BEGIN DATA EXTRACT

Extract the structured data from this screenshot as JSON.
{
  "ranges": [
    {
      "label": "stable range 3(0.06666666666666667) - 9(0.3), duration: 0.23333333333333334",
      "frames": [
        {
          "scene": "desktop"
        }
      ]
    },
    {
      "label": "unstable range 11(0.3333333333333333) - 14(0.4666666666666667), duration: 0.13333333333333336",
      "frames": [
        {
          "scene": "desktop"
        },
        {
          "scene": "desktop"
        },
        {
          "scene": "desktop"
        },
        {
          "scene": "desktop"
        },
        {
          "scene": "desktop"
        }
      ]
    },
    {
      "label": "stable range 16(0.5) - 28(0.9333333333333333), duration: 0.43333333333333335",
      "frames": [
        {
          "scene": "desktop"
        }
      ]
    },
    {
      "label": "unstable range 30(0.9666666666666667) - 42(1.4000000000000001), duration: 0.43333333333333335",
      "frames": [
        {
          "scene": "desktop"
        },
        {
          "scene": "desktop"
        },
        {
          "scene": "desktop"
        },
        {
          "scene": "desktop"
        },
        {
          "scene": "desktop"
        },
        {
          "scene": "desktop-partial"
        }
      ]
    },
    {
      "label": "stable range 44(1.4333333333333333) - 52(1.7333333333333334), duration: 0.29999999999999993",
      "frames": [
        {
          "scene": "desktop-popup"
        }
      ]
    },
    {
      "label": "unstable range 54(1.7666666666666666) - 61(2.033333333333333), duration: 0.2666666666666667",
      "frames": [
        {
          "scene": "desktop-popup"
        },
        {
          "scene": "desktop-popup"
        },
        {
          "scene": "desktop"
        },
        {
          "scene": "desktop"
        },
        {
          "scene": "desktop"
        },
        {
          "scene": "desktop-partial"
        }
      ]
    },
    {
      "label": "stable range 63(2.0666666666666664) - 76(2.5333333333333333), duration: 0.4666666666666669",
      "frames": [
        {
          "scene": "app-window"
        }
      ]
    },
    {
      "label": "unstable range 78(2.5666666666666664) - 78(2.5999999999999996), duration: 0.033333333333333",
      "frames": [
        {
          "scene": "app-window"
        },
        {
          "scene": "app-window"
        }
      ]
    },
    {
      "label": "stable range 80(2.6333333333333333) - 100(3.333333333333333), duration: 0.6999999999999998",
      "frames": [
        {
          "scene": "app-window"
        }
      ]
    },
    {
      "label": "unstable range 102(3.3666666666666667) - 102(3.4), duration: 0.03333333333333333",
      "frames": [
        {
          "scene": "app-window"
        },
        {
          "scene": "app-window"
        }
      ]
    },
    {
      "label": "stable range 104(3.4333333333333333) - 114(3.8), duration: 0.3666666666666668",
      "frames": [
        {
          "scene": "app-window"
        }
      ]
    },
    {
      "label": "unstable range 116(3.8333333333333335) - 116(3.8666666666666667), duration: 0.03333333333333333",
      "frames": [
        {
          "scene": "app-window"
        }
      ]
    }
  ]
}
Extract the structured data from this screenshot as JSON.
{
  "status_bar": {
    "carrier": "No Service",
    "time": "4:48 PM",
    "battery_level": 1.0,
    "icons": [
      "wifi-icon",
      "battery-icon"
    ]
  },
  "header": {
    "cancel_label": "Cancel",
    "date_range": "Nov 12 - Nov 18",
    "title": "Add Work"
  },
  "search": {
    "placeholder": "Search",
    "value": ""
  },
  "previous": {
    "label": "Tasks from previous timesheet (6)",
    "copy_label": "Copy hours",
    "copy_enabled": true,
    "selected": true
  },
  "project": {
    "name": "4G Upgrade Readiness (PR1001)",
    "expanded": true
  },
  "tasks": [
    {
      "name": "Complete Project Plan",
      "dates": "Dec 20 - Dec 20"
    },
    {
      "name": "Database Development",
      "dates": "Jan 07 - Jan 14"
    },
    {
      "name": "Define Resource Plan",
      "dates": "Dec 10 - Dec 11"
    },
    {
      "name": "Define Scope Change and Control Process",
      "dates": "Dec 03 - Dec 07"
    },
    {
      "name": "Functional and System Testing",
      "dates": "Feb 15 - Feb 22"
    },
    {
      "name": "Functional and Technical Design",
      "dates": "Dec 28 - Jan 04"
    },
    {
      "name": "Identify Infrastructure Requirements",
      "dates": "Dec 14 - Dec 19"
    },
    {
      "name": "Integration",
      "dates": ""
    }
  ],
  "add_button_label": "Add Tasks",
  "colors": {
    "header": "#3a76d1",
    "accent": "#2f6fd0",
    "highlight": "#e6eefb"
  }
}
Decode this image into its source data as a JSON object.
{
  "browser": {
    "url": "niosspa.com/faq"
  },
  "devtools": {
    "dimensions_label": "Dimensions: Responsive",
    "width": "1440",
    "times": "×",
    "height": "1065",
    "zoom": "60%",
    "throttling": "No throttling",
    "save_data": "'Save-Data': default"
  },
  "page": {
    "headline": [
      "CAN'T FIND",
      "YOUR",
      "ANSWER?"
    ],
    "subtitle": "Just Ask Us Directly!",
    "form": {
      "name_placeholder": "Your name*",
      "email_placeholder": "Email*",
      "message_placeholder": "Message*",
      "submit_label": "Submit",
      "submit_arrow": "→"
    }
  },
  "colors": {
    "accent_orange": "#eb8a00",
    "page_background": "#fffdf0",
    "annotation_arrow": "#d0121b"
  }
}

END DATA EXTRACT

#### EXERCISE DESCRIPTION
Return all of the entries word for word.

#### TASK SOLUTION
Extract the structured data from this screenshot as JSON.
{
  "ranges": [
    {
      "label": "stable range 3(0.06666666666666667) - 9(0.3), duration: 0.23333333333333334",
      "frames": [
        {
          "scene": "desktop"
        }
      ]
    },
    {
      "label": "unstable range 11(0.3333333333333333) - 14(0.4666666666666667), duration: 0.13333333333333336",
      "frames": [
        {
          "scene": "desktop"
        },
        {
          "scene": "desktop"
        },
        {
          "scene": "desktop"
        },
        {
          "scene": "desktop"
        },
        {
          "scene": "desktop"
        }
      ]
    },
    {
      "label": "stable range 16(0.5) - 28(0.9333333333333333), duration: 0.43333333333333335",
      "frames": [
        {
          "scene": "desktop"
        }
      ]
    },
    {
      "label": "unstable range 30(0.9666666666666667) - 42(1.4000000000000001), duration: 0.43333333333333335",
      "frames": [
        {
          "scene": "desktop"
        },
        {
          "scene": "desktop"
        },
        {
          "scene": "desktop"
        },
        {
          "scene": "desktop"
        },
        {
          "scene": "desktop"
        },
        {
          "scene": "desktop-partial"
        }
      ]
    },
    {
      "label": "stable range 44(1.4333333333333333) - 52(1.7333333333333334), duration: 0.29999999999999993",
      "frames": [
        {
          "scene": "desktop-popup"
        }
      ]
    },
    {
      "label": "unstable range 54(1.7666666666666666) - 61(2.033333333333333), duration: 0.2666666666666667",
      "frames": [
        {
          "scene": "desktop-popup"
        },
        {
          "scene": "desktop-popup"
        },
        {
          "scene": "desktop"
        },
        {
          "scene": "desktop"
        },
        {
          "scene": "desktop"
        },
        {
          "scene": "desktop-partial"
        }
      ]
    },
    {
      "label": "stable range 63(2.0666666666666664) - 76(2.5333333333333333), duration: 0.4666666666666669",
      "frames": [
        {
          "scene": "app-window"
        }
      ]
    },
    {
      "label": "unstable range 78(2.5666666666666664) - 78(2.5999999999999996), duration: 0.033333333333333",
      "frames": [
        {
          "scene": "app-window"
        },
        {
          "scene": "app-window"
        }
      ]
    },
    {
      "label": "stable range 80(2.6333333333333333) - 100(3.333333333333333), duration: 0.6999999999999998",
      "frames": [
        {
          "scene": "app-window"
        }
      ]
    },
    {
      "label": "unstable range 102(3.3666666666666667) - 102(3.4), duration: 0.03333333333333333",
      "frames": [
        {
          "scene": "app-window"
        },
        {
          "scene": "app-window"
        }
      ]
    },
    {
      "label": "stable range 104(3.4333333333333333) - 114(3.8), duration: 0.3666666666666668",
      "frames": [
        {
          "scene": "app-window"
        }
      ]
    },
    {
      "label": "unstable range 116(3.8333333333333335) - 116(3.8666666666666667), duration: 0.03333333333333333",
      "frames": [
        {
          "scene": "app-window"
        }
      ]
    }
  ]
}
Extract the structured data from this screenshot as JSON.
{
  "status_bar": {
    "carrier": "No Service",
    "time": "4:48 PM",
    "battery_level": 1.0,
    "icons": [
      "wifi-icon",
      "battery-icon"
    ]
  },
  "header": {
    "cancel_label": "Cancel",
    "date_range": "Nov 12 - Nov 18",
    "title": "Add Work"
  },
  "search": {
    "placeholder": "Search",
    "value": ""
  },
  "previous": {
    "label": "Tasks from previous timesheet (6)",
    "copy_label": "Copy hours",
    "copy_enabled": true,
    "selected": true
  },
  "project": {
    "name": "4G Upgrade Readiness (PR1001)",
    "expanded": true
  },
  "tasks": [
    {
      "name": "Complete Project Plan",
      "dates": "Dec 20 - Dec 20"
    },
    {
      "name": "Database Development",
      "dates": "Jan 07 - Jan 14"
    },
    {
      "name": "Define Resource Plan",
      "dates": "Dec 10 - Dec 11"
    },
    {
      "name": "Define Scope Change and Control Process",
      "dates": "Dec 03 - Dec 07"
    },
    {
      "name": "Functional and System Testing",
      "dates": "Feb 15 - Feb 22"
    },
    {
      "name": "Functional and Technical Design",
      "dates": "Dec 28 - Jan 04"
    },
    {
      "name": "Identify Infrastructure Requirements",
      "dates": "Dec 14 - Dec 19"
    },
    {
      "name": "Integration",
      "dates": ""
    }
  ],
  "add_button_label": "Add Tasks",
  "colors": {
    "header": "#3a76d1",
    "accent": "#2f6fd0",
    "highlight": "#e6eefb"
  }
}
Decode this image into its source data as a JSON object.
{
  "browser": {
    "url": "niosspa.com/faq"
  },
  "devtools": {
    "dimensions_label": "Dimensions: Responsive",
    "width": "1440",
    "times": "×",
    "height": "1065",
    "zoom": "60%",
    "throttling": "No throttling",
    "save_data": "'Save-Data': default"
  },
  "page": {
    "headline": [
      "CAN'T FIND",
      "YOUR",
      "ANSWER?"
    ],
    "subtitle": "Just Ask Us Directly!",
    "form": {
      "name_placeholder": "Your name*",
      "email_placeholder": "Email*",
      "message_placeholder": "Message*",
      "submit_label": "Submit",
      "submit_arrow": "→"
    }
  },
  "colors": {
    "accent_orange": "#eb8a00",
    "page_background": "#fffdf0",
    "annotation_arrow": "#d0121b"
  }
}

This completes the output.